*WHAT THE TASK REQUIRES*.
A complete answer lists every line of the material where the string "Electricity" occurs.

= = = =

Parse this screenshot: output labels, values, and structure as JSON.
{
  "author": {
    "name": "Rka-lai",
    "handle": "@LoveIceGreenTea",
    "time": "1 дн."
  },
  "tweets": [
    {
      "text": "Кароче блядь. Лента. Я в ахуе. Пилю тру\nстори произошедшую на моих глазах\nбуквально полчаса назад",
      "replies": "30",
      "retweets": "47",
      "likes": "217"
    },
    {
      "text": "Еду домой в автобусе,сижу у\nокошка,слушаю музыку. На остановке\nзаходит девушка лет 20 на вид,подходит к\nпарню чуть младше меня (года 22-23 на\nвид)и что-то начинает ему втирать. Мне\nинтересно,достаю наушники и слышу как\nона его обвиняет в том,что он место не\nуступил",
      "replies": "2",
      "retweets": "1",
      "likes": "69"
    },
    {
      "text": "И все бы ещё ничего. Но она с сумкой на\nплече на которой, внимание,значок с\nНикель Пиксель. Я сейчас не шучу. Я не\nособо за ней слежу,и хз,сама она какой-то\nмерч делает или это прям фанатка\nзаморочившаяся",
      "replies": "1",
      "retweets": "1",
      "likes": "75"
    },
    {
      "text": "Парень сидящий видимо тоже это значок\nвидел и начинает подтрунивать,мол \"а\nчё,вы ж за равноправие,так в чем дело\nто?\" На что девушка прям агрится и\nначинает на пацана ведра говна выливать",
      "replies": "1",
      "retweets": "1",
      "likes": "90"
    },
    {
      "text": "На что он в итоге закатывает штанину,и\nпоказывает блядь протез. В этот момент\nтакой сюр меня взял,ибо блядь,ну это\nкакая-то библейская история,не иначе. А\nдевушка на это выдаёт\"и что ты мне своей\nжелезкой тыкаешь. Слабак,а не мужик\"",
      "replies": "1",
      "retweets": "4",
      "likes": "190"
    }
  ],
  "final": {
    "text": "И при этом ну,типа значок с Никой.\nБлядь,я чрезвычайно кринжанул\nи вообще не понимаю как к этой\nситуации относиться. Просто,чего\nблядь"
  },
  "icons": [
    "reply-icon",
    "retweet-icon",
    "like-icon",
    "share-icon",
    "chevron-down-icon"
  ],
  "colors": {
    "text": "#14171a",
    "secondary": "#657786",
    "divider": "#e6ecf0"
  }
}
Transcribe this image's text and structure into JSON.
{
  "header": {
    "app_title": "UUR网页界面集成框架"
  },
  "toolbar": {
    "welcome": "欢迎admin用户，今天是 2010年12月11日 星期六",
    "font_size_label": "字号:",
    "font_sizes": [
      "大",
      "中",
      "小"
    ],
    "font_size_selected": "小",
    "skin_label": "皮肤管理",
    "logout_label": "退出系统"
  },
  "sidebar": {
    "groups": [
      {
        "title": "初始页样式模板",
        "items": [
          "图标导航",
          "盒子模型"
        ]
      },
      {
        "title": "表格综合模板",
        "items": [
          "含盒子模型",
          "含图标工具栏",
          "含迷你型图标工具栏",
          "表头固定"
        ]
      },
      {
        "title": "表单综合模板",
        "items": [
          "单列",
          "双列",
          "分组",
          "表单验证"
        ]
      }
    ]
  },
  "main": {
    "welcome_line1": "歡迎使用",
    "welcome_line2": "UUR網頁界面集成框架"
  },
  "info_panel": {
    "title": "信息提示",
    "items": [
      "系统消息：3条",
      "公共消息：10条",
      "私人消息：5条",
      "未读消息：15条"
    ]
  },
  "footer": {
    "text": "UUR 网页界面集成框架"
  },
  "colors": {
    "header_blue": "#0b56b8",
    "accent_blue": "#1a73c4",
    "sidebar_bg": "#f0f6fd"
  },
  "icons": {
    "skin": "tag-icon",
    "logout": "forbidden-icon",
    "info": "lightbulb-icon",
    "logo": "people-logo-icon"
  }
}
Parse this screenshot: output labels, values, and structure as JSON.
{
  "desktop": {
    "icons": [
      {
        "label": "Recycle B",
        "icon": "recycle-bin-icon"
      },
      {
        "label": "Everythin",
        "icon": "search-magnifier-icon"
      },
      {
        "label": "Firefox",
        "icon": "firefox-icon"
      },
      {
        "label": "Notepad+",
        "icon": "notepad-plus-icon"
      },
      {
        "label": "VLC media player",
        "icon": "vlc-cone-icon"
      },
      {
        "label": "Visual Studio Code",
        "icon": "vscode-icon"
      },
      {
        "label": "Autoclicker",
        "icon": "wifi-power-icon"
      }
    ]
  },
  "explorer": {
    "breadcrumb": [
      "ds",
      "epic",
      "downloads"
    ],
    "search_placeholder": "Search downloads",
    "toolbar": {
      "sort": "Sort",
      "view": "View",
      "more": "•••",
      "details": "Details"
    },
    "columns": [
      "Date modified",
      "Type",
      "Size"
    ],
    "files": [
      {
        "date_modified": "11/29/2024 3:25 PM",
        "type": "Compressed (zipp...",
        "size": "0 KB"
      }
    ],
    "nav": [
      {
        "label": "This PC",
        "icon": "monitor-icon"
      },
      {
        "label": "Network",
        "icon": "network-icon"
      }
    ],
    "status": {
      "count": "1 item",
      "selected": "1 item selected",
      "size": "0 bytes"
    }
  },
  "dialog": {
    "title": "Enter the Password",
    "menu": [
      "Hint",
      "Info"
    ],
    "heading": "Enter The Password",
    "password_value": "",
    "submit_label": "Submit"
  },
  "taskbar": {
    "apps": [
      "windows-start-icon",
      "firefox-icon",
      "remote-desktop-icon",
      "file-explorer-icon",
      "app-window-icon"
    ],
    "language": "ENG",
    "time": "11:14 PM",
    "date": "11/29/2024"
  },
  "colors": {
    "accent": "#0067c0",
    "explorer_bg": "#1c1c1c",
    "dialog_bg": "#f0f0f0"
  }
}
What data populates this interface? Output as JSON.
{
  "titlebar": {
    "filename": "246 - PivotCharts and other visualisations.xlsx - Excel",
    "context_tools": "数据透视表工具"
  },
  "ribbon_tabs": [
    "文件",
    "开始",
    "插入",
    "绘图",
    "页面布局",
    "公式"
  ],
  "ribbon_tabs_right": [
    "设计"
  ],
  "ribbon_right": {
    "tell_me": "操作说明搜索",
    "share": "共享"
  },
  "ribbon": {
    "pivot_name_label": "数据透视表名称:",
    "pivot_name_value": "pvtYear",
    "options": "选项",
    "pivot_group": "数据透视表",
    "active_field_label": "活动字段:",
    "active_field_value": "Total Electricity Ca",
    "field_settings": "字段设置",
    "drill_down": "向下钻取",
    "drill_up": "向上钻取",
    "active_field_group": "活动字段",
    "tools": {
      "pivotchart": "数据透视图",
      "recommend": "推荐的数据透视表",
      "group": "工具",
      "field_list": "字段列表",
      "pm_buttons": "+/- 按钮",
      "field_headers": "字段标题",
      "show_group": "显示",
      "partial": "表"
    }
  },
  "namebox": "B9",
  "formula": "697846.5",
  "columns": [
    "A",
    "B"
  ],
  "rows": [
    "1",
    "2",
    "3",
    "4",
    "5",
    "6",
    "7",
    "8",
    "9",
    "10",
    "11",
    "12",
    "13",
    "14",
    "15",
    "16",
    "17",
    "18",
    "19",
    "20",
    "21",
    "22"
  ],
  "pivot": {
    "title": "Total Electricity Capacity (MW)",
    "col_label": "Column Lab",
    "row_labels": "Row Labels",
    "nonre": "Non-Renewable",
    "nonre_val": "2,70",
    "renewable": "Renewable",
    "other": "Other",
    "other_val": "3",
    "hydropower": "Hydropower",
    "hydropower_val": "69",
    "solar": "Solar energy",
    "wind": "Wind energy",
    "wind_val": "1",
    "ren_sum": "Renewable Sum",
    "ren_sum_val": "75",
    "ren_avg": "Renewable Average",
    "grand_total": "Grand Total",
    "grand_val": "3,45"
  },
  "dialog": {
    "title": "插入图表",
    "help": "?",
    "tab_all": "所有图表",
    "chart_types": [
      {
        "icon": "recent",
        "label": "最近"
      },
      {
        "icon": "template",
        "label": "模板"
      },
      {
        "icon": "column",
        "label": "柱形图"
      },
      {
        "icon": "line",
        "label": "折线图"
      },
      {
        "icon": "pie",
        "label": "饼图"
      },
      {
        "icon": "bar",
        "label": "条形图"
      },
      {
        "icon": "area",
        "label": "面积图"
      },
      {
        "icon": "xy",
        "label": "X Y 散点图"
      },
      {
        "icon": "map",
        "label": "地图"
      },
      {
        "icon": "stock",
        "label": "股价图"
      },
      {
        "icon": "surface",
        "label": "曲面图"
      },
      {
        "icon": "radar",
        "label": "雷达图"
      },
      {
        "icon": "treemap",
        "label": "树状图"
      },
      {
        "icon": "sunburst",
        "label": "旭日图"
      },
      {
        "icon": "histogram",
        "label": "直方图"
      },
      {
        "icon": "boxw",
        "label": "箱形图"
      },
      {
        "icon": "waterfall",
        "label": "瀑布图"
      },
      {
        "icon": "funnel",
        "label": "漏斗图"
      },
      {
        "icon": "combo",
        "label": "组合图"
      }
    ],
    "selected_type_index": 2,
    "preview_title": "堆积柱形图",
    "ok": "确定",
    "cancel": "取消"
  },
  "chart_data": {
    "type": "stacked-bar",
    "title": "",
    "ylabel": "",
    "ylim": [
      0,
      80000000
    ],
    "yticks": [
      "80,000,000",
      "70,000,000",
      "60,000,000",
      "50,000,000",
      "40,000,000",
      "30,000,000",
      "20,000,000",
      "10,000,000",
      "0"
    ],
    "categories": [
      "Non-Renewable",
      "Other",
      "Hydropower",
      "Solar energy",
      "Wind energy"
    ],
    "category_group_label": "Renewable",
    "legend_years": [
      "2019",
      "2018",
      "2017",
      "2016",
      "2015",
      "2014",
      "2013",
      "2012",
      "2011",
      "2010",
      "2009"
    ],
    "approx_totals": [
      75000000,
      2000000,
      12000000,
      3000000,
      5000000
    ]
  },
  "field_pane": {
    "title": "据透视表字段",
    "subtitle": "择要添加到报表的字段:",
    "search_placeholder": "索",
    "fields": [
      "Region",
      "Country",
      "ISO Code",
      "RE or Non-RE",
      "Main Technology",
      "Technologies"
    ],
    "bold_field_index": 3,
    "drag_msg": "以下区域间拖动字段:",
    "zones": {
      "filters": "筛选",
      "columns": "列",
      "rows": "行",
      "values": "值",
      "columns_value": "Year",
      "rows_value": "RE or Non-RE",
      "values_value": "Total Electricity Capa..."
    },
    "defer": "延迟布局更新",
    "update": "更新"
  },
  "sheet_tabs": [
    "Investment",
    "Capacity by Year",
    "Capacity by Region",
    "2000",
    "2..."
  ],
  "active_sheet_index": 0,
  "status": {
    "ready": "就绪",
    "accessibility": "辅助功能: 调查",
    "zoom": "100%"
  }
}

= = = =

*RESULT*.
    "active_field_value": "Total Electricity Ca",
    "title": "Total Electricity Capacity (MW)",
      "values_value": "Total Electricity Capa..."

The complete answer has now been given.